Note: The above is what worked for me as of 2015. It’s not rocket science but you need to be careful with all of the details. In some circumstances, it will not work correctly and you may end up having to to call customer support with Bluebird or the gift card issuer to get it resolved.
P.S. I hear there are some services out there that charge a convenience fee if you use them to pay rent with a credit card. The fee is generally 2% and higher, compared to 5.95/500 = 1.2% by using US Bank cards + Bluebird + Walmart. It’s generally a less risky alternative for a negligibly high expense especially if you’re going after those fat sign in bonuses. But using these services to earn the standard 1-2% cashback or equivalent in points? Forget it, you’re gonna end up in the red.
A Cautionary Tale About Glitches
One time, I learned the hard way that a US Bank gift card that I bought wasn’t properly activated and could not be transferred or used. I asked for the manager at the Ralphs where I bought the card but he kept telling me to call tech support for the card. So I called tech support and they asked me to fax in the receipt and photocopies of the card. It took over a week for them to finally “receive” the fax in their systems only to tell me the faxes were illegible and to send them again. And I did, waited another week, and was told the same over and over again.
It seemed like they were trying to flake and get me to eventually give up but I pressed on and escalated by walking into a US Bank branch and explaining the ordeal I had with the gift card including the manager who refused to deal with it and directed me to call tech support and the tech support agents who gave me the runaround. I threatened to chargeback my credit card or report them to the authorities but they asked me to approach the Ralphs where I bought the card from one last time.

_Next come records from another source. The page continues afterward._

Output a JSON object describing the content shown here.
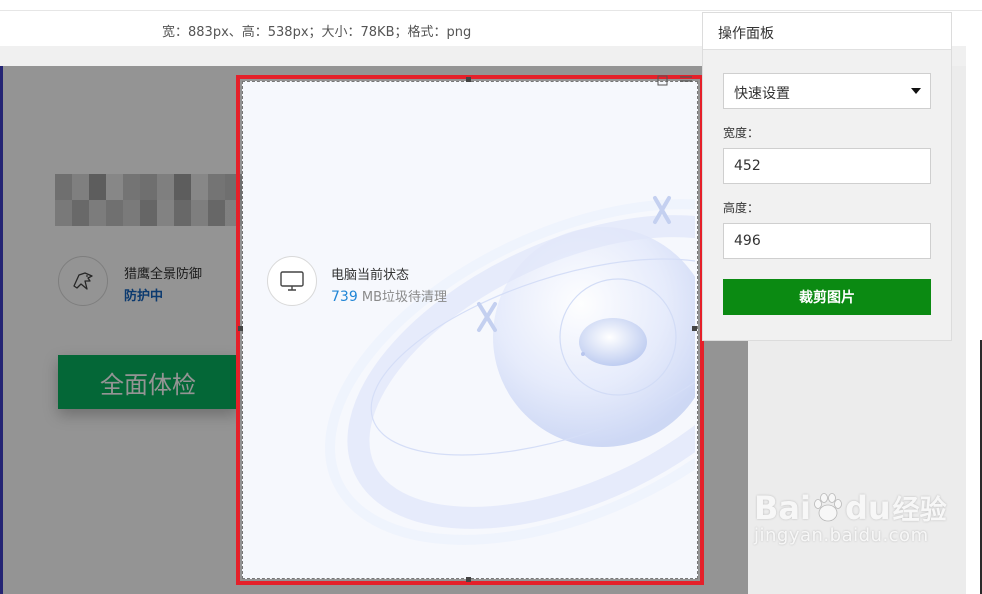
{
  "info_bar": {
    "text": "宽：883px、高：538px；大小：78KB；格式：png"
  },
  "screenshot": {
    "eagle_title": "猎鹰全景防御",
    "eagle_status": "防护中",
    "check_button": "全面体检",
    "pc_title": "电脑当前状态",
    "pc_junk_value": "739",
    "pc_junk_text": " MB垃圾待清理"
  },
  "panel": {
    "title": "操作面板",
    "preset_select": "快速设置",
    "width_label": "宽度：",
    "width_value": "452",
    "height_label": "高度：",
    "height_value": "496",
    "crop_button": "裁剪图片"
  },
  "watermark": {
    "brand_bai": "Bai",
    "brand_du": "du",
    "brand_cn": "经验",
    "url": "jingyan.baidu.com"
  },
  "colors": {
    "crop_border": "#e5202a",
    "check_button": "#07b25f",
    "crop_action": "#0b8a12",
    "accent_blue": "#2186d6"
  },
  "icons": [
    "eagle-icon",
    "monitor-icon",
    "dropdown-arrow-icon",
    "paw-icon",
    "crop-handle-icon"
  ]
}
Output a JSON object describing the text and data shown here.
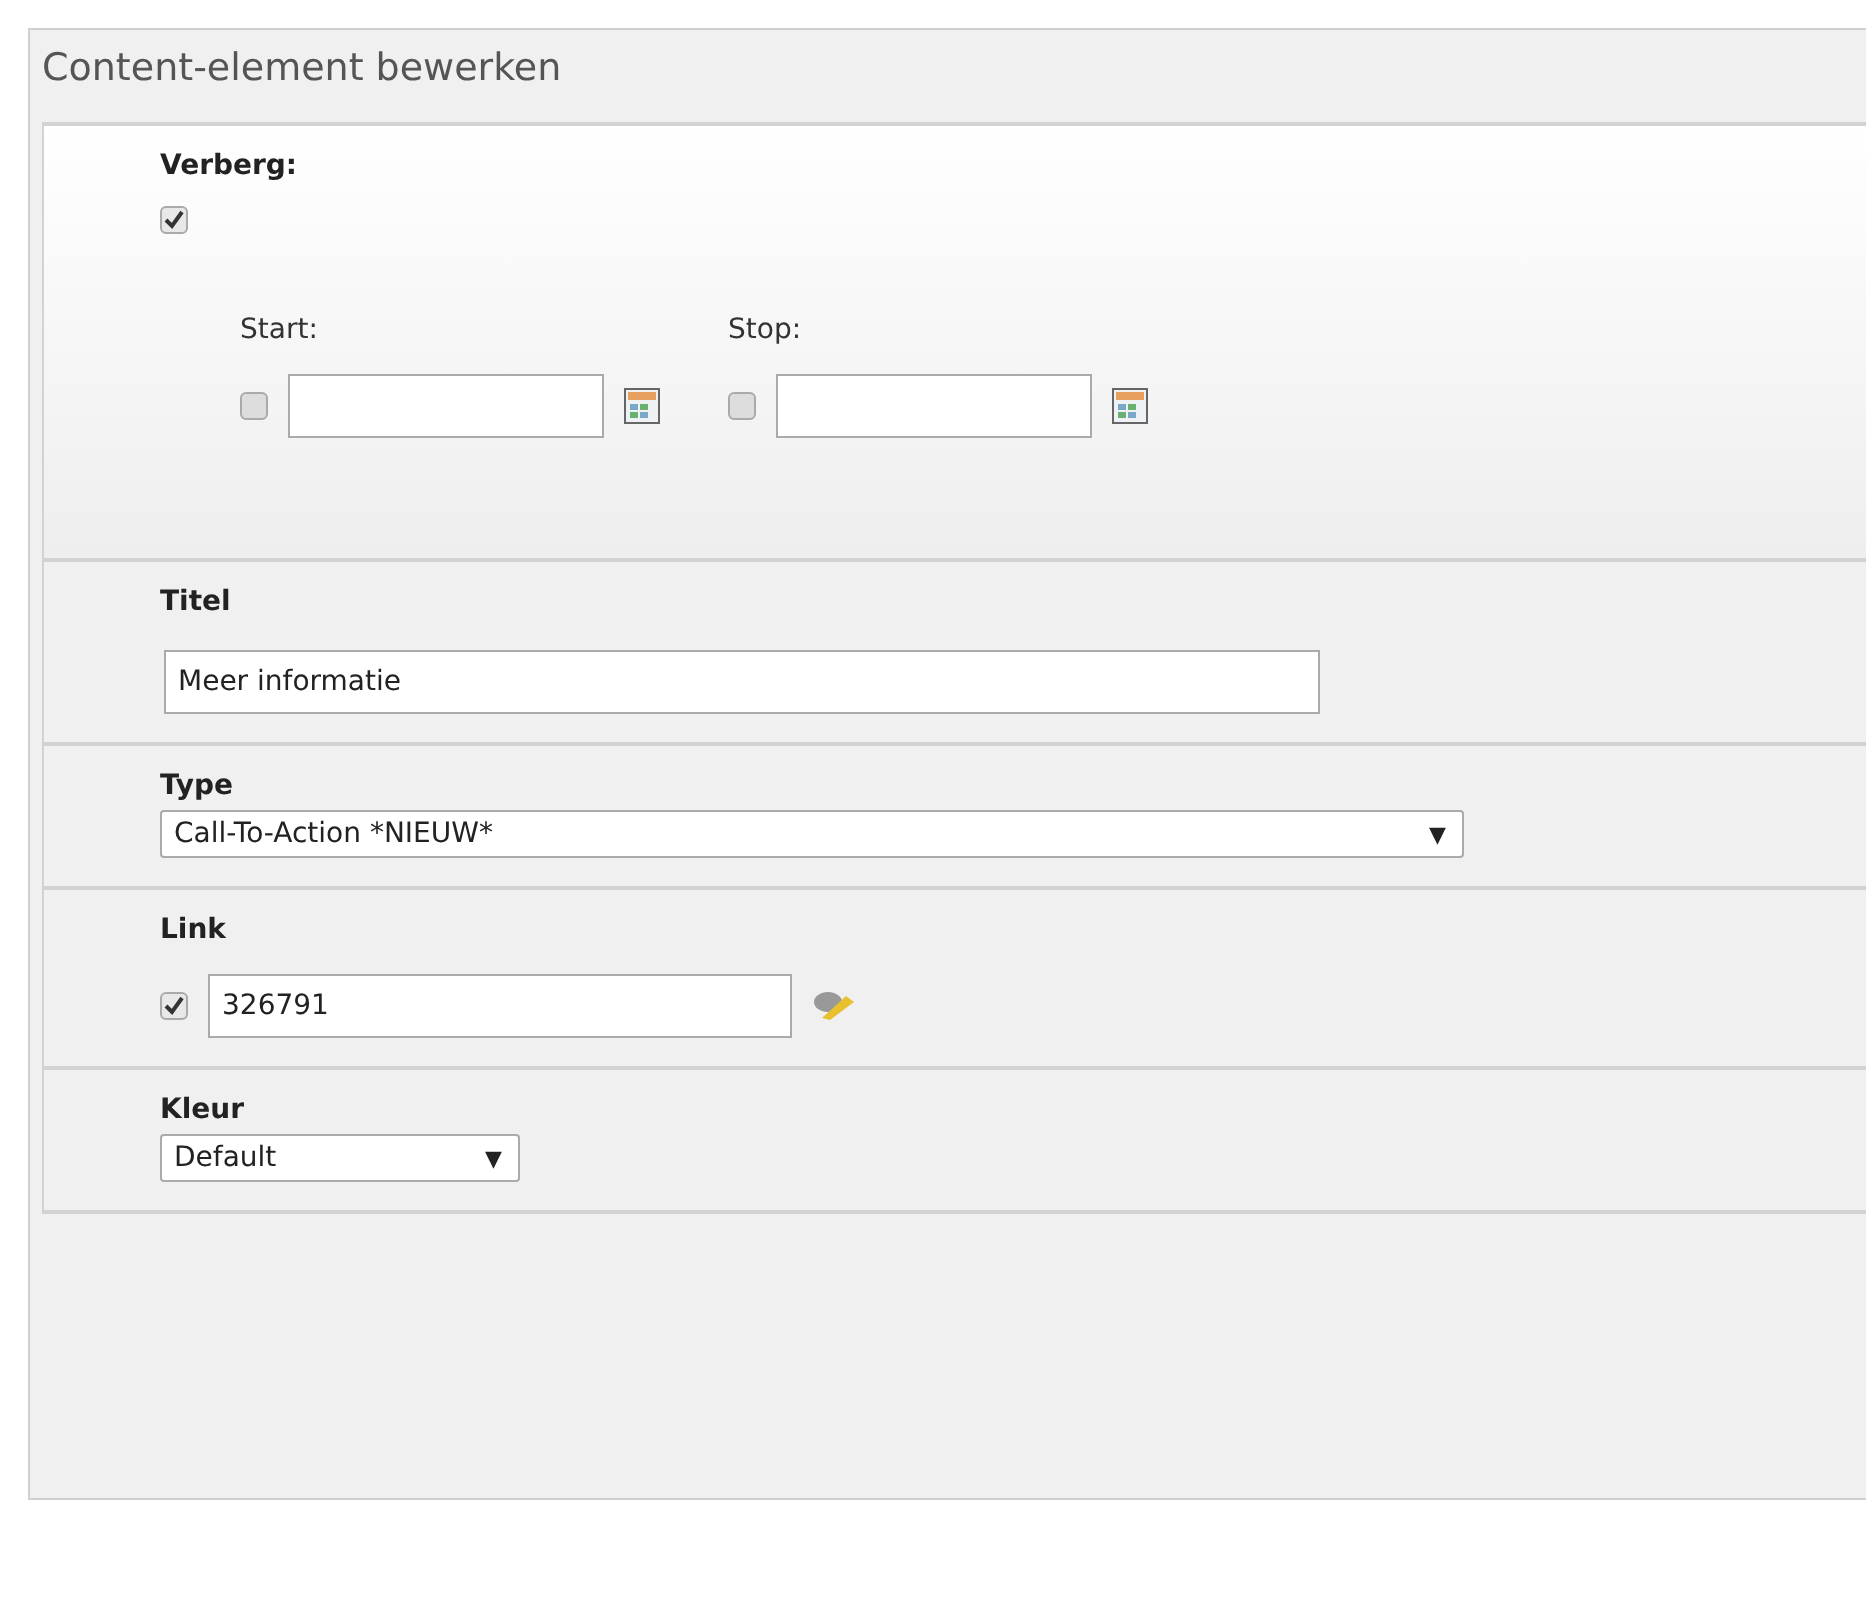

So the second time I inquired with the Ralphs, a different manager was on duty and I explained what I’ve been through with the card and she immediately called the department that was responsible and got my card properly activated (after tying my money up on the gift card for a total of about a month.)
You can definitely earn points faster by signing up for more credit cards, earning even more generous sign-in bonuses, and indirectly pay rent with a credit card (or other large expenses that can’t be directly charged.) Although it’s perfectly legal, there is still a small risk of something going wrong since many different steps are required (as per the anecdote I shared.) However, the rewards often dwarf the risks or unexpected expenses, not to mention I’ve managed to purchase 2 roundtrip international plane tickets using points I’ve earned and a nominal fee by following the methods I’ve outlined. In a future post, I’ll discuss how to spend these points, especially if you have an opportunity to combine rewards from multiple programs for maximum benefit.